“We set ourselves the challenge of bringing together past influences and present aspirations for just one hour – the Ancients and the Moderns. Indeed, what difference is there between a 40s groove, a 70s groove, and a groove for tomorrow? There is a difference in the sound quality of the recordings, naturally, but that aside, Anibal Troilo grooves, Astor Piazzolla grooves, and Pepe Bradock grooves. One is an amazing arranger, one a songwriting genius, and the other an inspired producer. Calexico, Domingo Cura, Peter Kruder, Anibal Troilo, Anti Pop Consortium, GoTan Project, Pepe Bradock, Al Shid and the voices of those Argentinean women, legendary figures, stars or unknowns, with names like Evita, Cecilia and Rita.”
GoTan Project also had a visual component. The second disc that accompanied the album included a video by their longtime visual collaborator, Prisca Lobjoy. She is a video artist and was part of the GoTan Project world since the very beginning, from the design of their first single sleeves, to the album cover and, above all, the creation of the videos, which were projected during the live shows.
The group’s third recording, Lunatico, had a decidedly stronger emphasis on the more organic roots of tango. “We really wanted to explore both tango and folkloric music from Argentina a lot further than we had before,” said Philippe. “That’s why many of the tracks are classically tango-oriented, very traditional patterns that people like (Anibal) Troilo would use.”
Gao Hong was born in 1964 in Luoyang, Henan province, China. She is a renowned composer and Chinese pipa (lute) player.

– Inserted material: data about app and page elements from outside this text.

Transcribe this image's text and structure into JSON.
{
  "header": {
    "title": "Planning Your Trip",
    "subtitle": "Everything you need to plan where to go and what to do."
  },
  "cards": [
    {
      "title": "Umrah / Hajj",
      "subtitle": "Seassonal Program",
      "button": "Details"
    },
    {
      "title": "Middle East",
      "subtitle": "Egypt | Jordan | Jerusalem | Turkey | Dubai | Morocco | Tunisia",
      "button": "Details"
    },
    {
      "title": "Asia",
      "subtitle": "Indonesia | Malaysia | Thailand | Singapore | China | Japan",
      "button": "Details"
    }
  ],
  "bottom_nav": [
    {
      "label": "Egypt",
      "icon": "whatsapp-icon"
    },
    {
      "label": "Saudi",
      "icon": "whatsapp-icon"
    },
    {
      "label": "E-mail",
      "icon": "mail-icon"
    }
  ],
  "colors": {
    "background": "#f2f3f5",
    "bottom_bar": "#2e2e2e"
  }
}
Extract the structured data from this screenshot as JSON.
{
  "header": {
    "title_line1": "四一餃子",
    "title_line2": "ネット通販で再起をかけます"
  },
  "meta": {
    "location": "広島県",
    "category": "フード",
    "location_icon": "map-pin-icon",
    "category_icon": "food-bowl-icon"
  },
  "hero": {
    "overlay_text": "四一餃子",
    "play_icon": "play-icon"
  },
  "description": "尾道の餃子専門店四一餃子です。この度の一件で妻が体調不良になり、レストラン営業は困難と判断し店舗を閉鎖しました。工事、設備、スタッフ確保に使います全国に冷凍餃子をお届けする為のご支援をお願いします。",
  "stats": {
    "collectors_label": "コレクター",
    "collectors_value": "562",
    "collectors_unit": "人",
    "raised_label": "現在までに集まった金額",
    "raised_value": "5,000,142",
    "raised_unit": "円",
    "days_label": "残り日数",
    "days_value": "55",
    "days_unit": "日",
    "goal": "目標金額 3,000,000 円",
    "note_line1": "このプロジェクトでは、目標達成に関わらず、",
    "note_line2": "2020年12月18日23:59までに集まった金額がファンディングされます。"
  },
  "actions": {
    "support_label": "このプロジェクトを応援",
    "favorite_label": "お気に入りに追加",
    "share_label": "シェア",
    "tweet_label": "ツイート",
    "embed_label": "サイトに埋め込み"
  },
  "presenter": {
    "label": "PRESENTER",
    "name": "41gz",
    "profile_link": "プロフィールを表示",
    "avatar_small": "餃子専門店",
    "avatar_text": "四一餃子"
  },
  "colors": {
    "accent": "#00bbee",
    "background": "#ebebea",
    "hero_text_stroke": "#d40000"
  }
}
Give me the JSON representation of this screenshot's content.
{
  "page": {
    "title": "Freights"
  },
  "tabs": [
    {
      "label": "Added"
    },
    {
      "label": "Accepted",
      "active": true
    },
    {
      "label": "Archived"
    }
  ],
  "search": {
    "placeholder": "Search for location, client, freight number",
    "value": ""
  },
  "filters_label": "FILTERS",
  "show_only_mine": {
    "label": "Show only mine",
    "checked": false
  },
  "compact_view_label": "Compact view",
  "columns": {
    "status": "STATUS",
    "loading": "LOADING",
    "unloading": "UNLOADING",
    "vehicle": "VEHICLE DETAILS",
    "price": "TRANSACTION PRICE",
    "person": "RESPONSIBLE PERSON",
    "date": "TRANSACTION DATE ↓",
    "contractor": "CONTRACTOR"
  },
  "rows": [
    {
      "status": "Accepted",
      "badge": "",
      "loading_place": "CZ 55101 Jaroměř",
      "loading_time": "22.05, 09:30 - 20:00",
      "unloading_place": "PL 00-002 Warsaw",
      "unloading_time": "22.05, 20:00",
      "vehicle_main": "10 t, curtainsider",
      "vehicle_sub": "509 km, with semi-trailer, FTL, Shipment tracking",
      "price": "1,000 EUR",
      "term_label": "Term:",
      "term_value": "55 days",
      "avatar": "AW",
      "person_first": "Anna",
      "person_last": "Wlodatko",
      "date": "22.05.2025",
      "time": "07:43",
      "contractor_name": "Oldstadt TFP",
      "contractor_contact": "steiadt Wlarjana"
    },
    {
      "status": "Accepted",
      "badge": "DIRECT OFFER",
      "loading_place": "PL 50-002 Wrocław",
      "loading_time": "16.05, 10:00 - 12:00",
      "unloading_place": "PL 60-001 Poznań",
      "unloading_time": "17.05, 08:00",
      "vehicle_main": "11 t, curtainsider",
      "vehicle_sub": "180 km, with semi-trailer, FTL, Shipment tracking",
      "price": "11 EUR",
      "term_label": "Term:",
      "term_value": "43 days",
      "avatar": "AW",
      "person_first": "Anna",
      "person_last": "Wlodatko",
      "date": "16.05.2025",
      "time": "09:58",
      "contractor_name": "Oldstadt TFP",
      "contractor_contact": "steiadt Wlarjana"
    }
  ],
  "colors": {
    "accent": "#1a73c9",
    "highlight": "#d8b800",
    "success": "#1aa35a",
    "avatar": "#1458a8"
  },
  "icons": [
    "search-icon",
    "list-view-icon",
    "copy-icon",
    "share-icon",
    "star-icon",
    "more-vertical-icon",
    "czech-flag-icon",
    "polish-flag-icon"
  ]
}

Gao Hong has resided in the United States since 1994.
In 2005 Gao Hong became the first traditional musician to be awarded the prestigious Bush Artist Fellowship, and in 2012 she became the only musician in any genre to win four McKnight Artist Fellowships for Performing Musicians.
Gao’s composition for solo pipa, ‘Flying Dragon’ won the 2012 Global Music Award – Award of Excellence Solo Instrumental (Gold Medal).
Her 2015 album Pipa Potluck includes collaborations with musicians from
various parts ofthe world, including banjo player Alison Brown, fiddler
Matt Combs, bassist Garry West, slack key guitar viertuoso George
Kahumoku, Jr., ud player Yair Dalal, and Bassam Saba.
In 2016, Gao Hong completed the first ever pipa method book written in English published by Hal Leonard, the world’s largest sheet music publisher.
Bao Jian is a master of the guanzi (a double-reed folk wind instrument of ancient Chinese origin) and has performed extensively as a soloist and chamber musician worldwide. Praised by The Berlin Daily Post for his “pure hallowed music from the East,” Mr. Bao has captivated audiences with his virtuosity.
Bao has received an impressive list of awards including the 1998 Pro Musicis International Award in New York and the First Prize in the 1995 International Chinese Ethnic Instrumental Competition in Beijing.